To receive recognition is always an honor, no matter how big or small the award. For me personally, it’s been a long time coming, having been in this business for the past 24 years.

Throughout the years and from my own experiences, I have seen and been apart of flashes of recognition and success. But to now see Asian content maintain momentum and appear on the regular – especially Korean dramas – I am ecstatic and extremely proud of all the hard work everyone has put in, refusing to give up and continuing to grind.

In this kind of industry, growing success usually comes with growing pressure to keep improving. Is this something you personally feel?

Of course. Uncle Ben once said, “with great power comes great responsibility.”  Thanks to the global streaming platforms – Netflix, Apple TV+, Disney+, HBO Max, Amazon etc. – our content is now available around the world from one click of your remote, whenever you please.

We’ve built a strong fanbase from all walks of life and now all eyes are on us.  It is our responsibility to continue to create more content. But now that there are expectations we need to maintain, it is imperative that we produce even higher quality content that our viewers are going to enjoy now and even 50 years in the future.

How do you want to see the Korean film and TV industry progress moving forward?

As I said earlier, I want Korean content to be continous and always sought after. I want it to be a constant craving that’s a routine and standard part of everyone’s lives, in the same way we grew up watching Hollywood films.

And what are some of your goals for the future, in your career or even your personal life?

My dreams and goals change constantly. At the beginning of my career, the dream was to build enough experience, influence and power to create opportunities for my friends and family that deserve the chance to succeed on the main stage.

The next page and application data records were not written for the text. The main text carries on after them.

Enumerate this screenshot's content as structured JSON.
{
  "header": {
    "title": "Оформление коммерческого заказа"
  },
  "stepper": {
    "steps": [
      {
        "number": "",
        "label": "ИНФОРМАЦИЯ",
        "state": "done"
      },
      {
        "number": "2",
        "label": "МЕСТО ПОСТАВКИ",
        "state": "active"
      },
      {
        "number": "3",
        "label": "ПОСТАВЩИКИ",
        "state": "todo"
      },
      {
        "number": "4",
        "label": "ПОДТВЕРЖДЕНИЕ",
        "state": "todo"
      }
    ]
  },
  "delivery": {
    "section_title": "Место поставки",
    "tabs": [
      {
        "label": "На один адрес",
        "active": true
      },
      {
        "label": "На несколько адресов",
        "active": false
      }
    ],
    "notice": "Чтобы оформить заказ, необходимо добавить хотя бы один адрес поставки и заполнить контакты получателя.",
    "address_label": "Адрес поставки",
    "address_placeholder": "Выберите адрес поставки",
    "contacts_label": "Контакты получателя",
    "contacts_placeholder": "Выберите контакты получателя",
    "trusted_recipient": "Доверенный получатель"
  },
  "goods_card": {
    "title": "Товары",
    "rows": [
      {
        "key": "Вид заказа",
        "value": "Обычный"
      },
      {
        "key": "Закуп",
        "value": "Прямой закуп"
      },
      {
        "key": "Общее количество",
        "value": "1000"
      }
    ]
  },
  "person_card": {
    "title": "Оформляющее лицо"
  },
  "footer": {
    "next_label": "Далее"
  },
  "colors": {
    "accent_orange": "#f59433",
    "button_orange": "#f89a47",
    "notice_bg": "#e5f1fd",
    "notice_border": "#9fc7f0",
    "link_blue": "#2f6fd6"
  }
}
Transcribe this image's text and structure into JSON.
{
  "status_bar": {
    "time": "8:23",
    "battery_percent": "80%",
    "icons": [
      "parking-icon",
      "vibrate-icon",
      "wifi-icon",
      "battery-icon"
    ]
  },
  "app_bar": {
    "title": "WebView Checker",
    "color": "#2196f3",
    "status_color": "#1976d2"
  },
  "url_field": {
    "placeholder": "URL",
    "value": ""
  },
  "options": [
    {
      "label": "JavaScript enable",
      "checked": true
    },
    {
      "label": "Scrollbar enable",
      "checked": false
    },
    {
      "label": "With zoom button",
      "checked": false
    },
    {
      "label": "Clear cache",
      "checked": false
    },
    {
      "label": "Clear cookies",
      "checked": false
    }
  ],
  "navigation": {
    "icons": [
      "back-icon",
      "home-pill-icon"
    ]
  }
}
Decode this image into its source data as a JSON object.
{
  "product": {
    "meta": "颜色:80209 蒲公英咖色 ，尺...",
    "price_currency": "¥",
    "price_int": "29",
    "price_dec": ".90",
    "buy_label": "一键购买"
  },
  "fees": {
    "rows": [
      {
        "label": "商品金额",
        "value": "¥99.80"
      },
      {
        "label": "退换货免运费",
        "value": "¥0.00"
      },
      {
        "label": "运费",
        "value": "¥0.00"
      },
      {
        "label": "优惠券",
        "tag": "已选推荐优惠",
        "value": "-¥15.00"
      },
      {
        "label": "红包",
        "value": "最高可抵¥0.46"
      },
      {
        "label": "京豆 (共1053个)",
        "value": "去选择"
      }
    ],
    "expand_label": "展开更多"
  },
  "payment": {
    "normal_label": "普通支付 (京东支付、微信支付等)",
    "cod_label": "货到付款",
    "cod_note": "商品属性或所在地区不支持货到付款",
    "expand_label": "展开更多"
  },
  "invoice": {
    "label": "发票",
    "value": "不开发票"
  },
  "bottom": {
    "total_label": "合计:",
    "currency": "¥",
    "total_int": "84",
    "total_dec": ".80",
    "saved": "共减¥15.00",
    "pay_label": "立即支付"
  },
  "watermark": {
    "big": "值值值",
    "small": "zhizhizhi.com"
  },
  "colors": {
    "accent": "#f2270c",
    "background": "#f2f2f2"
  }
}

Promoting Asian talent (ie: directors, actors, producers, hair, makeup, stylists, etc) is a mission I have always been on and still am today. But as OTT has turned the tables of opportunity around the world, my present goals are to bring the world to us and show everyone how much excitement and value Korea has to offer. Join us!

Kyu C. Lee interview by Jenny Medlicott